__AIM OF THE TASK__: Would you please copy all of the data exactly, skipping the images?

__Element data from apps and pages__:
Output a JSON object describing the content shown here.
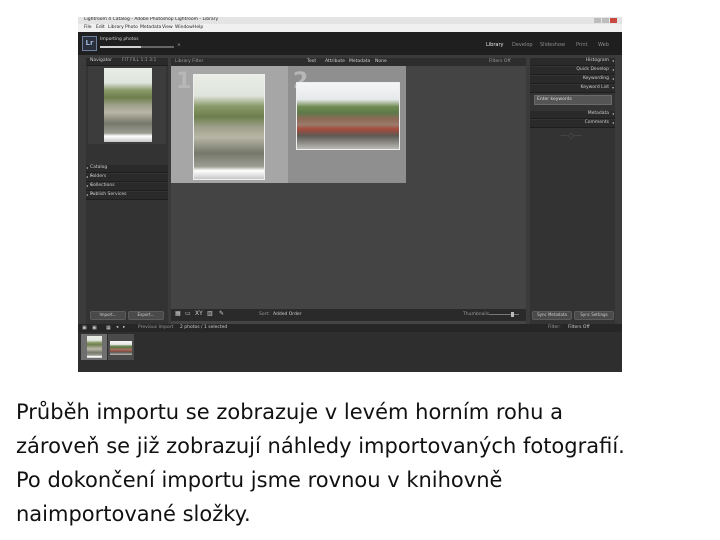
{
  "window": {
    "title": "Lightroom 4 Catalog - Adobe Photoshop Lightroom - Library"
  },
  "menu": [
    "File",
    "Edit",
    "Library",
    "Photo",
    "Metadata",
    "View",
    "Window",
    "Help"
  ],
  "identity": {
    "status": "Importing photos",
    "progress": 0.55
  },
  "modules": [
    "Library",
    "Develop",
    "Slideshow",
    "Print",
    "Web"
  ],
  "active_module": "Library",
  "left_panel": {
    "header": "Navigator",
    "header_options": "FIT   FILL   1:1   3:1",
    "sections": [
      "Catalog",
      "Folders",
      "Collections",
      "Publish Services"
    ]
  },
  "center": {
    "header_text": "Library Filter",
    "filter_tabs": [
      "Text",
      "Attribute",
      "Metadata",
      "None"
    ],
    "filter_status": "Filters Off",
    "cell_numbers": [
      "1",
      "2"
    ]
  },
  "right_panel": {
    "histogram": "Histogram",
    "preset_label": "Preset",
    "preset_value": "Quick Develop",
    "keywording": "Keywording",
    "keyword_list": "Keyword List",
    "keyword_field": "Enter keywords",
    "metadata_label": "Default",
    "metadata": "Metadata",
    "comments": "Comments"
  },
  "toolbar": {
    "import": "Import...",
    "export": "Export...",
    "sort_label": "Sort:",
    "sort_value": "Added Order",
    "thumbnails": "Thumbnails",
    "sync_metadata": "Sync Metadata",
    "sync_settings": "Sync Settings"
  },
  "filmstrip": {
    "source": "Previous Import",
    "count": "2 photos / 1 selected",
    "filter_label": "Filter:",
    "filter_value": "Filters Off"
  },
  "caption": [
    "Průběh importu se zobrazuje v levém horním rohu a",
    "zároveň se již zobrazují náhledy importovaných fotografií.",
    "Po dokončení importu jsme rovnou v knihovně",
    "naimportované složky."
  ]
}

__SOLUTION TO THE EXERCISE__:
Output a JSON object describing the content shown here.
{
  "window": {
    "title": "Lightroom 4 Catalog - Adobe Photoshop Lightroom - Library"
  },
  "menu": [
    "File",
    "Edit",
    "Library",
    "Photo",
    "Metadata",
    "View",
    "Window",
    "Help"
  ],
  "identity": {
    "status": "Importing photos",
    "progress": 0.55
  },
  "modules": [
    "Library",
    "Develop",
    "Slideshow",
    "Print",
    "Web"
  ],
  "active_module": "Library",
  "left_panel": {
    "header": "Navigator",
    "header_options": "FIT   FILL   1:1   3:1",
    "sections": [
      "Catalog",
      "Folders",
      "Collections",
      "Publish Services"
    ]
  },
  "center": {
    "header_text": "Library Filter",
    "filter_tabs": [
      "Text",
      "Attribute",
      "Metadata",
      "None"
    ],
    "filter_status": "Filters Off",
    "cell_numbers": [
      "1",
      "2"
    ]
  },
  "right_panel": {
    "histogram": "Histogram",
    "preset_label": "Preset",
    "preset_value": "Quick Develop",
    "keywording": "Keywording",
    "keyword_list": "Keyword List",
    "keyword_field": "Enter keywords",
    "metadata_label": "Default",
    "metadata": "Metadata",
    "comments": "Comments"
  },
  "toolbar": {
    "import": "Import...",
    "export": "Export...",
    "sort_label": "Sort:",
    "sort_value": "Added Order",
    "thumbnails": "Thumbnails",
    "sync_metadata": "Sync Metadata",
    "sync_settings": "Sync Settings"
  },
  "filmstrip": {
    "source": "Previous Import",
    "count": "2 photos / 1 selected",
    "filter_label": "Filter:",
    "filter_value": "Filters Off"
  },
  "caption": [
    "Průběh importu se zobrazuje v levém horním rohu a",
    "zároveň se již zobrazují náhledy importovaných fotografií.",
    "Po dokončení importu jsme rovnou v knihovně",
    "naimportované složky."
  ]
}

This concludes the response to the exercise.